▶ PROBLEM
Output the records below verbatim, minus the pictures.

▶ DATA UNDER STUDY

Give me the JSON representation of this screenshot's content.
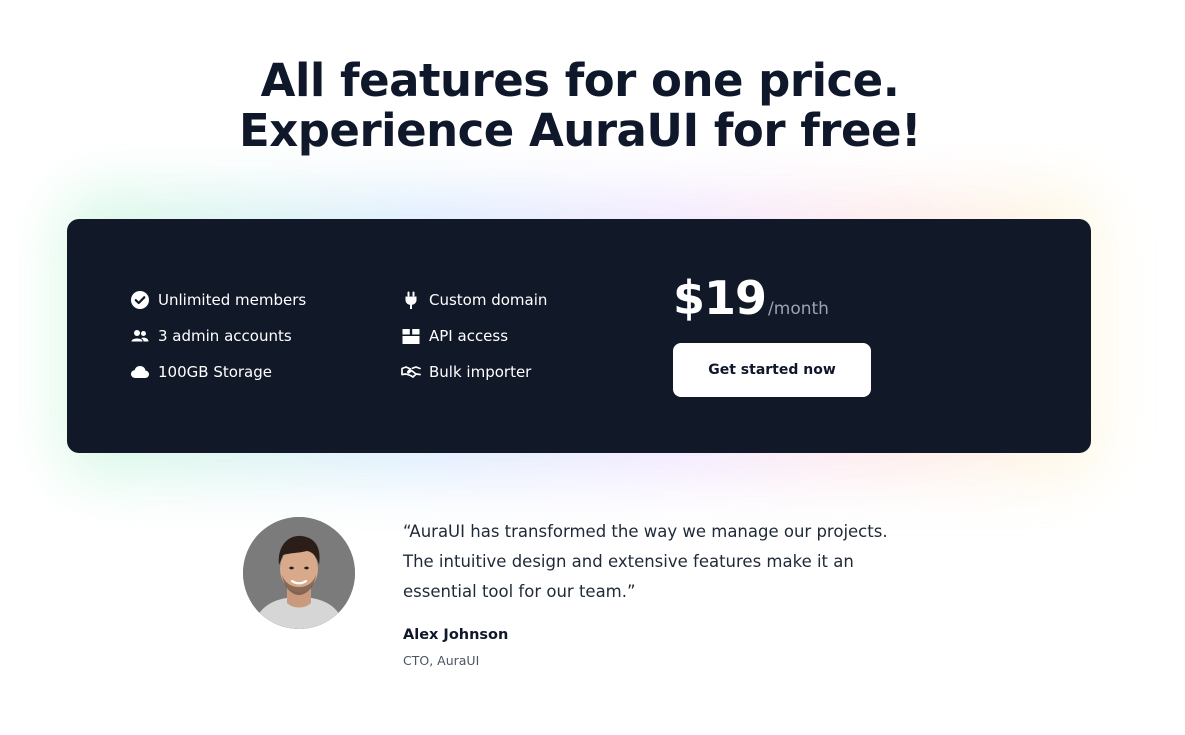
{
  "headline": {
    "line1": "All features for one price.",
    "line2": "Experience AuraUI for free!"
  },
  "pricing": {
    "features_left": [
      {
        "label": "Unlimited members",
        "icon": "check-circle-icon"
      },
      {
        "label": "3 admin accounts",
        "icon": "users-icon"
      },
      {
        "label": "100GB Storage",
        "icon": "cloud-icon"
      }
    ],
    "features_right": [
      {
        "label": "Custom domain",
        "icon": "plug-icon"
      },
      {
        "label": "API access",
        "icon": "package-icon"
      },
      {
        "label": "Bulk importer",
        "icon": "handshake-icon"
      }
    ],
    "price": "$19",
    "period": "/month",
    "cta_label": "Get started now"
  },
  "testimonial": {
    "quote_lines": [
      "“AuraUI has transformed the way we manage our projects.",
      "The intuitive design and extensive features make it an",
      "essential tool for our team.”"
    ],
    "author_name": "Alex Johnson",
    "author_role": "CTO, AuraUI"
  },
  "colors": {
    "card_background": "#111827",
    "headline_text": "#0f172a",
    "button_background": "#ffffff",
    "price_period_text": "#9ca3af"
  }
}
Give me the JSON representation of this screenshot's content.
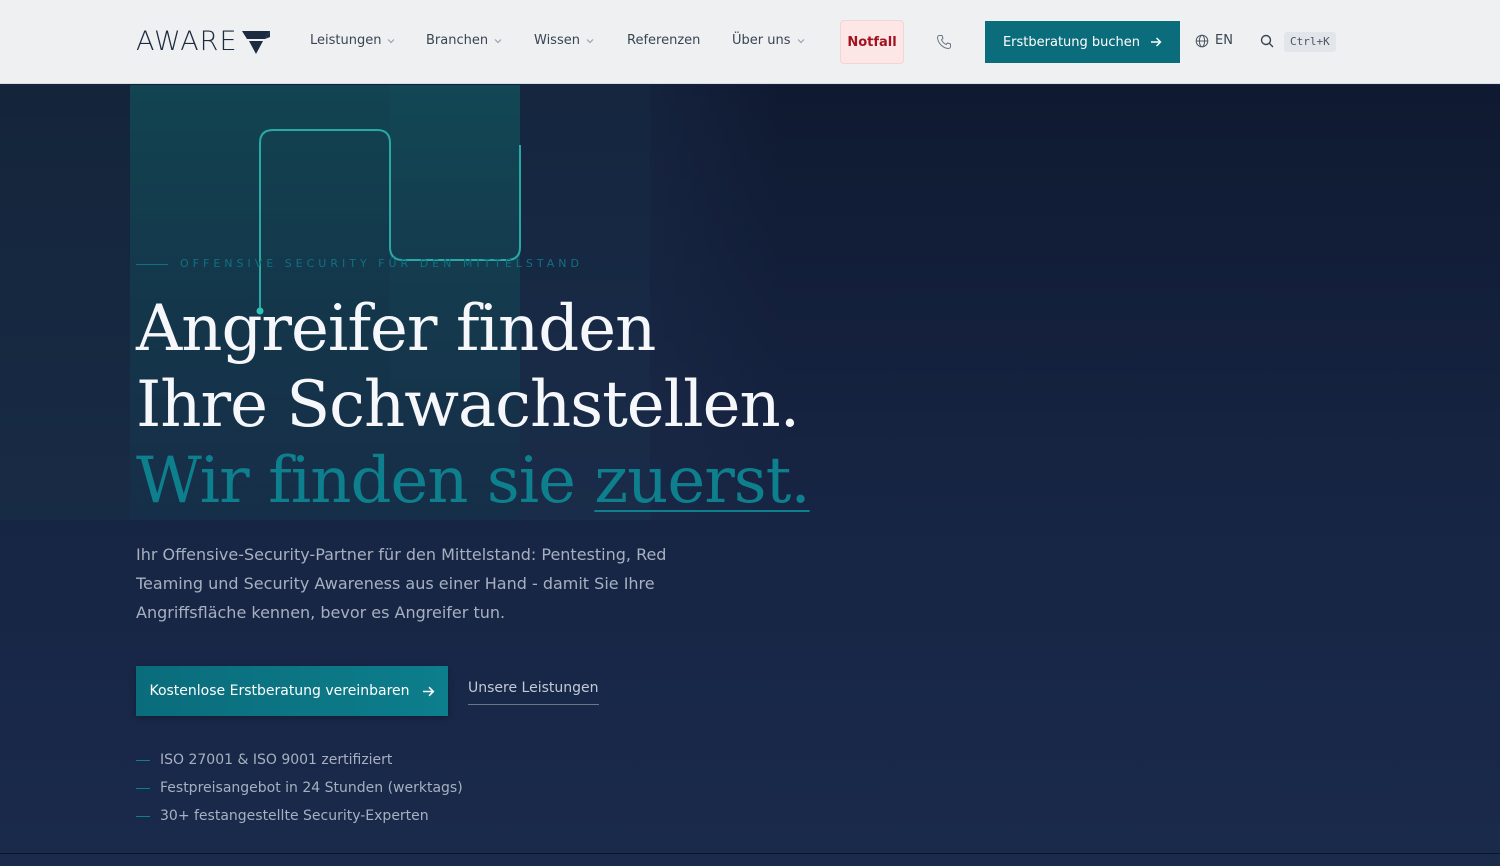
{
  "brand": {
    "name": "AWARE"
  },
  "nav": {
    "items": [
      {
        "label": "Leistungen",
        "dropdown": true
      },
      {
        "label": "Branchen",
        "dropdown": true
      },
      {
        "label": "Wissen",
        "dropdown": true
      },
      {
        "label": "Referenzen",
        "dropdown": false
      },
      {
        "label": "Über uns",
        "dropdown": true
      }
    ],
    "emergency_label": "Notfall",
    "cta_label": "Erstberatung buchen",
    "language_label": "EN",
    "search_shortcut": "Ctrl+K"
  },
  "hero": {
    "eyebrow": "OFFENSIVE SECURITY FÜR DEN MITTELSTAND",
    "headline_line1": "Angreifer finden",
    "headline_line2": "Ihre Schwachstellen.",
    "headline_accent_prefix": "Wir finden sie ",
    "headline_accent_underlined": "zuerst.",
    "lead": "Ihr Offensive-Security-Partner für den Mittelstand: Pentesting, Red Teaming und Security Awareness aus einer Hand - damit Sie Ihre Angriffsfläche kennen, bevor es Angreifer tun.",
    "primary_cta": "Kostenlose Erstberatung vereinbaren",
    "secondary_cta": "Unsere Leistungen",
    "features": [
      "ISO 27001 & ISO 9001 zertifiziert",
      "Festpreisangebot in 24 Stunden (werktags)",
      "30+ festangestellte Security-Experten"
    ]
  },
  "colors": {
    "accent": "#0b6d7c",
    "emergency_bg": "#fde6e6",
    "emergency_text": "#a3121f",
    "hero_bg": "#16213f"
  },
  "icons": [
    "chevron-down-icon",
    "phone-icon",
    "arrow-right-icon",
    "globe-icon",
    "search-icon",
    "logo-mark-icon"
  ]
}
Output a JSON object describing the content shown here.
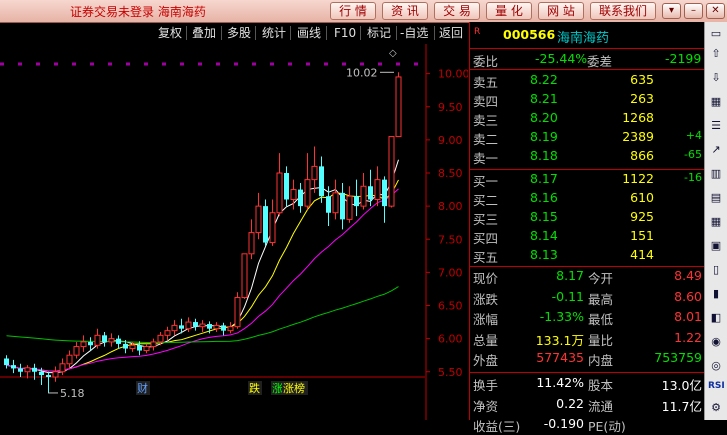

▶ RESULT OF THIS EXERCISE
Give me the JSON representation of this screenshot's content.
{
  "headline": {
    "line1": "All features for one price.",
    "line2": "Experience AuraUI for free!"
  },
  "pricing": {
    "features_left": [
      {
        "label": "Unlimited members",
        "icon": "check-circle-icon"
      },
      {
        "label": "3 admin accounts",
        "icon": "users-icon"
      },
      {
        "label": "100GB Storage",
        "icon": "cloud-icon"
      }
    ],
    "features_right": [
      {
        "label": "Custom domain",
        "icon": "plug-icon"
      },
      {
        "label": "API access",
        "icon": "package-icon"
      },
      {
        "label": "Bulk importer",
        "icon": "handshake-icon"
      }
    ],
    "price": "$19",
    "period": "/month",
    "cta_label": "Get started now"
  },
  "testimonial": {
    "quote_lines": [
      "“AuraUI has transformed the way we manage our projects.",
      "The intuitive design and extensive features make it an",
      "essential tool for our team.”"
    ],
    "author_name": "Alex Johnson",
    "author_role": "CTO, AuraUI"
  },
  "colors": {
    "card_background": "#111827",
    "headline_text": "#0f172a",
    "button_background": "#ffffff",
    "price_period_text": "#9ca3af"
  }
}
Give me the JSON representation of this screenshot's content.
{
  "brand": {
    "name": "AWARE"
  },
  "nav": {
    "items": [
      {
        "label": "Leistungen",
        "dropdown": true
      },
      {
        "label": "Branchen",
        "dropdown": true
      },
      {
        "label": "Wissen",
        "dropdown": true
      },
      {
        "label": "Referenzen",
        "dropdown": false
      },
      {
        "label": "Über uns",
        "dropdown": true
      }
    ],
    "emergency_label": "Notfall",
    "cta_label": "Erstberatung buchen",
    "language_label": "EN",
    "search_shortcut": "Ctrl+K"
  },
  "hero": {
    "eyebrow": "OFFENSIVE SECURITY FÜR DEN MITTELSTAND",
    "headline_line1": "Angreifer finden",
    "headline_line2": "Ihre Schwachstellen.",
    "headline_accent_prefix": "Wir finden sie ",
    "headline_accent_underlined": "zuerst.",
    "lead": "Ihr Offensive-Security-Partner für den Mittelstand: Pentesting, Red Teaming und Security Awareness aus einer Hand - damit Sie Ihre Angriffsfläche kennen, bevor es Angreifer tun.",
    "primary_cta": "Kostenlose Erstberatung vereinbaren",
    "secondary_cta": "Unsere Leistungen",
    "features": [
      "ISO 27001 & ISO 9001 zertifiziert",
      "Festpreisangebot in 24 Stunden (werktags)",
      "30+ festangestellte Security-Experten"
    ]
  },
  "colors": {
    "accent": "#0b6d7c",
    "emergency_bg": "#fde6e6",
    "emergency_text": "#a3121f",
    "hero_bg": "#16213f"
  },
  "icons": [
    "chevron-down-icon",
    "phone-icon",
    "arrow-right-icon",
    "globe-icon",
    "search-icon",
    "logo-mark-icon"
  ]
}
Output a JSON object describing the content shown here.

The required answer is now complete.